More than 440,000 people are in dire need of emergency humanitarian assistance after being displaced from Khyber Agency, said a statement issued by Oxfam GB here on Friday. Since January, security operation against non-state armed groups in Khyber-Pakhtunkhwa (K-P) have prompted mass displacement.
A recent influx of 63,000 displaced families- bringing the total to almost half a million people - into districts of K-P, has sparked concerns among international and national NGOs in Pakistan.
To this end, The Pakistan Humanitarian Forum (PHF) and the National Humanitarian Network are calling for financial support from the government and donor agencies to ensure the needs of the displaced persons are met.

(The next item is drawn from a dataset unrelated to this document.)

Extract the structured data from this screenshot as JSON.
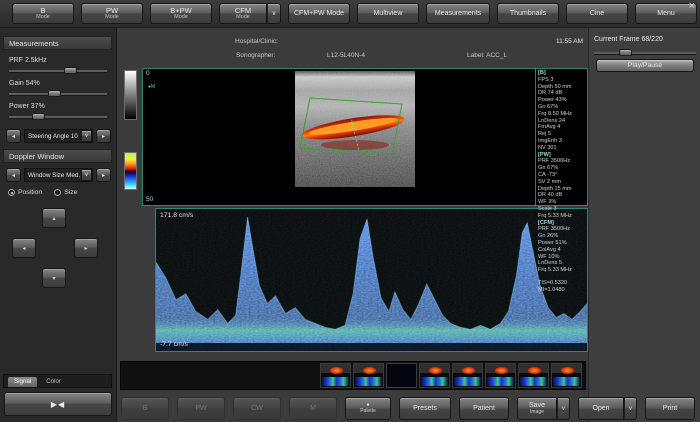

As per the government’s estimates, the situation of IDPs could last up to six months while the humanitarian community forecasts that the families would not be able to return until 2013. Oxfam further reports that 20,000 more families could be expected to be displaced as the conflict spreads to other parts of K-P.
Registered people are struggling to find shelter, while some are placed with host communities. Only 10% of these displaced families have settled in Jalozai Internally Displaced Persons (IDP) camp, where the registered displaced have access to basic necessities such as food, shelter and essential healthcare services.

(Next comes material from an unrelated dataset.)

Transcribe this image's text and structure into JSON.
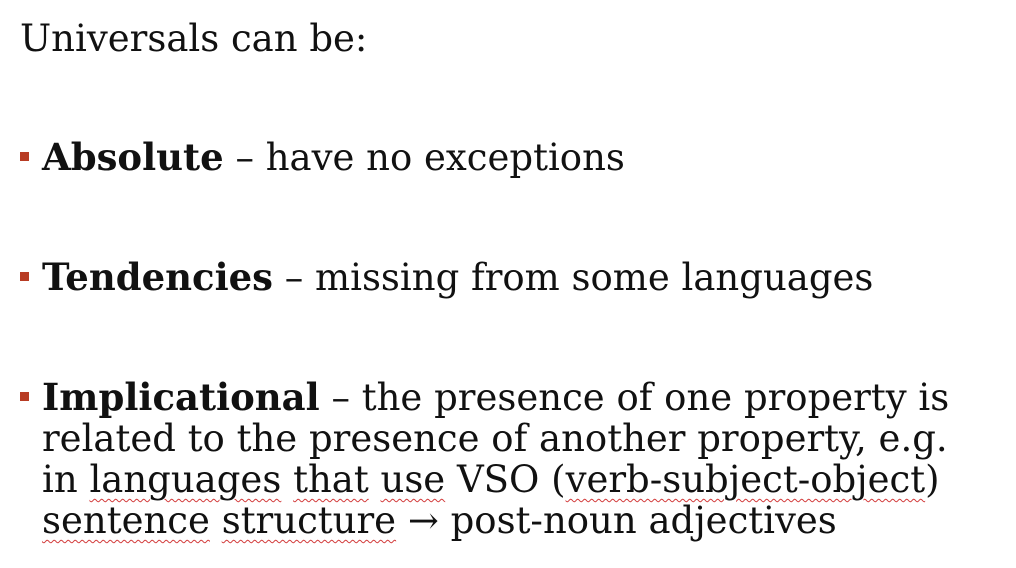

PHF Chairperson Aine Fay said that nearly half of families displaced are unregistered, which excluded them from receiving any aid. Over 40% of families struggle to find shelter and about 80% of families assessed said they have little or no access to healthcare or medicines and are dependent on the minimal income earned by men securing work as daily wage labourers.
Children account for half of the displacement figures. Assessments revealed that 12% of the displaced are under the age of two while 16% are less than five years old.
The situation raises serious concerns for their security, health and wellbeing, the statement added. About 13% of children are already said to be suffering from psychological distress.
Save the Children Country Director David Wright said that many children will engage in hazardous occupations such as
helping hands at workshops and teahouses or worst still as beggars and garbage pickers. Putting these children back in school is
the best hope for their future.
NHN and PHF has called for the local government to issue notification to District Education Officers to admit children to the schools available in host communities to the full capacity possible putting aside usual requirements for certificates or an ID cards.
PHF and NHN are also calling for the start of registration and distribution of aid outside of Jalozai IDP camp, where the vast majority of IDPs have settled.
Published in The Express Tribune, April 28th, 2012.